I think the key to a good tablet stylus is the balance and weight of the item. I’ve used a handful of stylus with my iPad that looked nice but didn’t quite have the proper feel when drawing or writing on the tablet’s screen. While I think it’s impossible to forget you’re holding a stylus and not an actual pen, I have found a few styluses that come close to truly mimicing a pen’s feel.
I’ve reviewed the Wacom Stylus for iPad previously, and as I stated in that review, I’m still quite taken with it and still find certain games and apps much easier to use with the smaller tip of the stylus (versus my fingertip). It also has a small rubber tip that has just the right amount of resistance and keeps my brain from thinking I’m scratching up the screen.
Recently I got a chance to review a new stylus that was a successfully funded project over at Indiegogo.com. The XStylus Touch for iPad has some similarities to the Wacom (mainly the rubber tip) but also some major differences.
First, the design of the XStylus is somewhat unique. A solid piece of polished stainless steel is pinned between a white or black plastic pen body so that it can be rotated 180 degrees — when the alloy piece is inserted between the black plastic, the plastic expands giving the stylus an thin oval shape that mimics a traditional medium-thickness pen. This rotation also lengthens the stylus and gives it that balance that I spoke of earlier. It’s got some definite weight to it, and feels like a metal pen. The nub is actually just a bit smaller than the one on the Wacom, and after a period of trial and error, my brain/hand coordination now gives me that accuracy that I enjoy while using certain apps.

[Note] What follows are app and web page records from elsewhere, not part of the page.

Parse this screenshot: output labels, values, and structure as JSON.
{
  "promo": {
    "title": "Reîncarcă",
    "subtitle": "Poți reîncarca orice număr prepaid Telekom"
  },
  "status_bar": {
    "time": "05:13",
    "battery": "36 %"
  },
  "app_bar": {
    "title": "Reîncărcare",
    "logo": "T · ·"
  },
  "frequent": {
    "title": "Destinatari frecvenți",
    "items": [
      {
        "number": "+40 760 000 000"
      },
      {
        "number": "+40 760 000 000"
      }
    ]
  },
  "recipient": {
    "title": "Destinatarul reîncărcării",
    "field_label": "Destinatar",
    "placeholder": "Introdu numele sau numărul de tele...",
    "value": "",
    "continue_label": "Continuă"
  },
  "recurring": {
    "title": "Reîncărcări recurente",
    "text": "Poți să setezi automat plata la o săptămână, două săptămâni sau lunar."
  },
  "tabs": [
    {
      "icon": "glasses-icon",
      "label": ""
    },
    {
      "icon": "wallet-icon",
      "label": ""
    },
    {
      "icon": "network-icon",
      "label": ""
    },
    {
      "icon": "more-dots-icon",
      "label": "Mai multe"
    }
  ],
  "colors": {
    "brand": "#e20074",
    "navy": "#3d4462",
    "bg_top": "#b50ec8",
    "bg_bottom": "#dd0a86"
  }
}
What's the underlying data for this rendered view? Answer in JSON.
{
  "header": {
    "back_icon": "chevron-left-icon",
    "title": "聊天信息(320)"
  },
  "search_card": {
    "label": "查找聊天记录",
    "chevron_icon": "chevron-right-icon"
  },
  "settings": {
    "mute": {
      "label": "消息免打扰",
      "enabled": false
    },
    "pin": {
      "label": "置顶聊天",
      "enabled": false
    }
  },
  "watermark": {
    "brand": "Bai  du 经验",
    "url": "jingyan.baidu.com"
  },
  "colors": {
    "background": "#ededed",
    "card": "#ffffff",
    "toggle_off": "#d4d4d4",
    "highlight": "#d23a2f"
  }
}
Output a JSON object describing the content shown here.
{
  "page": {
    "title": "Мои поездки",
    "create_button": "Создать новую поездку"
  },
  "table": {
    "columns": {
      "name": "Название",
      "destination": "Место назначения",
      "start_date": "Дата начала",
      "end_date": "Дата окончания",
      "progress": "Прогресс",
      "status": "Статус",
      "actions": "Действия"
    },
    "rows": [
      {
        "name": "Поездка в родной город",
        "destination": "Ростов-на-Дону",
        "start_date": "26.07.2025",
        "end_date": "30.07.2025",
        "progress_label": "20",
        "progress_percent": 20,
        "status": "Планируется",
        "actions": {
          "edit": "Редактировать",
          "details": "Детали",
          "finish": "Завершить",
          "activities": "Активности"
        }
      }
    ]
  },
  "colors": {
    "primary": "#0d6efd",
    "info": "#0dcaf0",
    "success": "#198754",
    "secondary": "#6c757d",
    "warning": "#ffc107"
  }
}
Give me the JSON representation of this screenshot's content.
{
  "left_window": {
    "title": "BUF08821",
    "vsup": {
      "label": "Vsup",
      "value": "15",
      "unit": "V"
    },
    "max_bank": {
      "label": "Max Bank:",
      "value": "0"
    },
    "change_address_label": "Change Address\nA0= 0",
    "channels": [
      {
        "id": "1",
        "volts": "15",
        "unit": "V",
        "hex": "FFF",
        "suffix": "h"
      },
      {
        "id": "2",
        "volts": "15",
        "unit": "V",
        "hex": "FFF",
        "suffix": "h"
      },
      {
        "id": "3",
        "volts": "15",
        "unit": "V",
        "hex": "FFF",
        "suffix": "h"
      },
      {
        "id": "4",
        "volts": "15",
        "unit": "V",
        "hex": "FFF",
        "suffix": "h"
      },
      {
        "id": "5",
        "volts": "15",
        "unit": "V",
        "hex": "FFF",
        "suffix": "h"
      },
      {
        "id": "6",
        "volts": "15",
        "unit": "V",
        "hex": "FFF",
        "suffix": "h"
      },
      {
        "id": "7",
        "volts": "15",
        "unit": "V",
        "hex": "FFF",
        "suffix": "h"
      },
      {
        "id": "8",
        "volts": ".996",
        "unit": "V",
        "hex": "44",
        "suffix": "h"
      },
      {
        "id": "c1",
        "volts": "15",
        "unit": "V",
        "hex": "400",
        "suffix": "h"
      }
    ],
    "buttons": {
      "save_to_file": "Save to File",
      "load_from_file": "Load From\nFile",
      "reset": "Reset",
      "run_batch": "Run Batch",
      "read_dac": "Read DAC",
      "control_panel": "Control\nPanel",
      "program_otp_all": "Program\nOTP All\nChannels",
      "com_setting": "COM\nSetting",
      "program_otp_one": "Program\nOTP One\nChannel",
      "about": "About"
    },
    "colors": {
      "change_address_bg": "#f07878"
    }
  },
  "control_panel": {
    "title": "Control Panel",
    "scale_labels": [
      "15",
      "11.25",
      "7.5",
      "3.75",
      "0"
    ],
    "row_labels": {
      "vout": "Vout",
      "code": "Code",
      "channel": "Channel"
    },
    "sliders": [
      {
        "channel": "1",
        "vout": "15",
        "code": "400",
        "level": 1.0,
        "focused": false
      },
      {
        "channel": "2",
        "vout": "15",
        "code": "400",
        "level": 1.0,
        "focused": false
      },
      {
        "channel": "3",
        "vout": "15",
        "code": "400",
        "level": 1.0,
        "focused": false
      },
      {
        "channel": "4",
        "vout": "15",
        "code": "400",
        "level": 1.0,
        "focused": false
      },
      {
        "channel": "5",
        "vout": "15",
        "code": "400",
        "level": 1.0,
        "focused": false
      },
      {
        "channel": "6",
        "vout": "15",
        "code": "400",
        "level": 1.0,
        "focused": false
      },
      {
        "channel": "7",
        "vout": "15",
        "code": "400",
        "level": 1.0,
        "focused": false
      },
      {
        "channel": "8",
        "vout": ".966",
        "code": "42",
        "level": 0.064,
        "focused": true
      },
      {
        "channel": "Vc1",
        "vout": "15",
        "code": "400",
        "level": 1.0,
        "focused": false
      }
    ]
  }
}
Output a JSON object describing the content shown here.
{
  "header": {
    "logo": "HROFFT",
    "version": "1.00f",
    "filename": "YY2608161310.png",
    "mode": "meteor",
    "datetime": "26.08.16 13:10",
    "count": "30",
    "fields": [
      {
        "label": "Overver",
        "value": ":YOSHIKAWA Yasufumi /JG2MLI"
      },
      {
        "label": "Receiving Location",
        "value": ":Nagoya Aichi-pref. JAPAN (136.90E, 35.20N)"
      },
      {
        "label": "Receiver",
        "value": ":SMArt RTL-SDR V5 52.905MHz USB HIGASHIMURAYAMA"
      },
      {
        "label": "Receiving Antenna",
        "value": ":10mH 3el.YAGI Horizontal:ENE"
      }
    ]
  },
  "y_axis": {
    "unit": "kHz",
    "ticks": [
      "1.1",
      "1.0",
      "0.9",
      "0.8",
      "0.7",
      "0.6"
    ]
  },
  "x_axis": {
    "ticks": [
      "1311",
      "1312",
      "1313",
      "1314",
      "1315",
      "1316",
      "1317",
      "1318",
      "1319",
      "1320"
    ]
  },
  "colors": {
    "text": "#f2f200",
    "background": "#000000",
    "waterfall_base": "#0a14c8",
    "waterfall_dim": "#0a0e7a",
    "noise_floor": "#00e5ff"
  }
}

At first, I was worried about the point of rotation where steel meets plastic. But the use of a metal star-headed screw and matching nut (difficult to see how they mate, so I may have my terminology wrong) appear to be holding strong through hundreds of openings and closings (and many more hundreds while sitting on the couch watching TV and just bending it back and forth to test its quality). Long story short — the point of rotation seems to be rock solid.
I don’t have any information yet on replacement rubber tips, but my experience with the Wacom stylus tells me that the rubber tips won’t last forever. I ordered a replacement 3-pack and have already broken into the first replacement after just two months usage. I’ve been told that similar replacement tips will become available for the XStylus soon.
The one extra feature that was advertised during the XStylus fundraiser was the small magnetic clip that is included. The clip is inserted into the charger port at the bottom of the iPad and a strong magnet holds the alloy core firmly in place. Unfortunately, I am unable to use the magnetic clip because I use a Dodo case and when the iPad is seated properly the bamboo frame’s edge prevents the clip from inserting all the way in — forcing it will simply break the plastic clip and/or damage the bamboo frame. The other problem I had with the clip was more a personal preference — I just don’t like the stylus being held at the bottom of the iPad. I removed the iPad from the case to test the clip and I just didn’t like the look or feel of having it at the bottom — I’d much prefer to attach a stylus on the side of the iPad if possible, but again… that’s just my preference.
Note: I’d like to thank Heather H. for providing an XStylus Touch test unit.